The past year, from November 2022 to October 2023, has been the hottest ever recorded on Earth, according to Associated Press News, who quotes a recent report by Climate Central, a nonprofit science research group.
This record-breaking heat has been attributed to the burning of fossil fuels such as gasoline, coal, and natural gas, which release greenhouse gases like carbon dioxide.
The peer-reviewed report highlights that 90% of humanity, or approximately 7.3 billion people, experienced at least 10 days of high temperatures significantly intensified by climate change.
Andrew Pershing, a climate scientist at Climate Central, noted that while people are aware of unusual weather patterns, they often don't connect these changes to ongoing fossil fuel consumption.

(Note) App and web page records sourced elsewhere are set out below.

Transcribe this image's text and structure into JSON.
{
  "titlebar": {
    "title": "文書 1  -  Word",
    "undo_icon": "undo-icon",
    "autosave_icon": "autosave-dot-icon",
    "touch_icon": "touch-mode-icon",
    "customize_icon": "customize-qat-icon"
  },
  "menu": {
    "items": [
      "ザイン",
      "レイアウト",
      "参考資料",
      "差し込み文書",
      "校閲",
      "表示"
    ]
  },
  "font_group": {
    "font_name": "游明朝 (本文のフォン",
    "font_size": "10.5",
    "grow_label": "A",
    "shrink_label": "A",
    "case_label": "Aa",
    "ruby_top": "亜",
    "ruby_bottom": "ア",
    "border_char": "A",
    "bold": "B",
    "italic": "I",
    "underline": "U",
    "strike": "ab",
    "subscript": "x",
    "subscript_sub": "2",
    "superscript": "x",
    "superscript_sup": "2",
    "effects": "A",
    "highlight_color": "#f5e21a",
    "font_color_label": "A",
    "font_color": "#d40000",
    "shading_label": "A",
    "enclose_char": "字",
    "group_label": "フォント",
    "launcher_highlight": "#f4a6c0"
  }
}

The report further underscores the global impacts of the climate crisis. For instance, one in four people worldwide, equating to around 1.9 billion individuals, suffered through dangerous heatwaves.
The global average temperature was 1.3 degrees Celsius higher than pre-industrial levels, alarmingly close to the 1.5 C limit set in the Paris Agreement.
Jason Smerdon, a climate scientist at Columbia University, emphasized the predictability of these warming trends, which have been projected for decades. The report detailed examples of various regional effects of extreme heat:
In Africa, extreme heat fueled heavy rainfall, contributing to Storm Daniel becoming the continent's deadliest storm.
In India, 86% of the population faced over 30 days of elevated temperatures.
Brazil’s Amazon region experienced historic low river levels due to drought.
The U.S. saw at least 383 deaths from extreme weather events, including the deadliest fire of the century in Maui.
In Canada, one in every 200 people was evacuated due to wildfires.
Jamaica experienced temperatures made four times more likely by climate change.
Experts like Kristie Ebi from the University of Washington urge the need for adaptation, mitigation, and preparedness in the face of these uneven impacts. Kim Cobb, a climate scientist at Brown University, highlighted the critical role of oceans in absorbing excess heat but warned that they are nearing their absorption limits.
This report underscores the urgent need for global action to address the escalating climate crisis and its widespread impacts.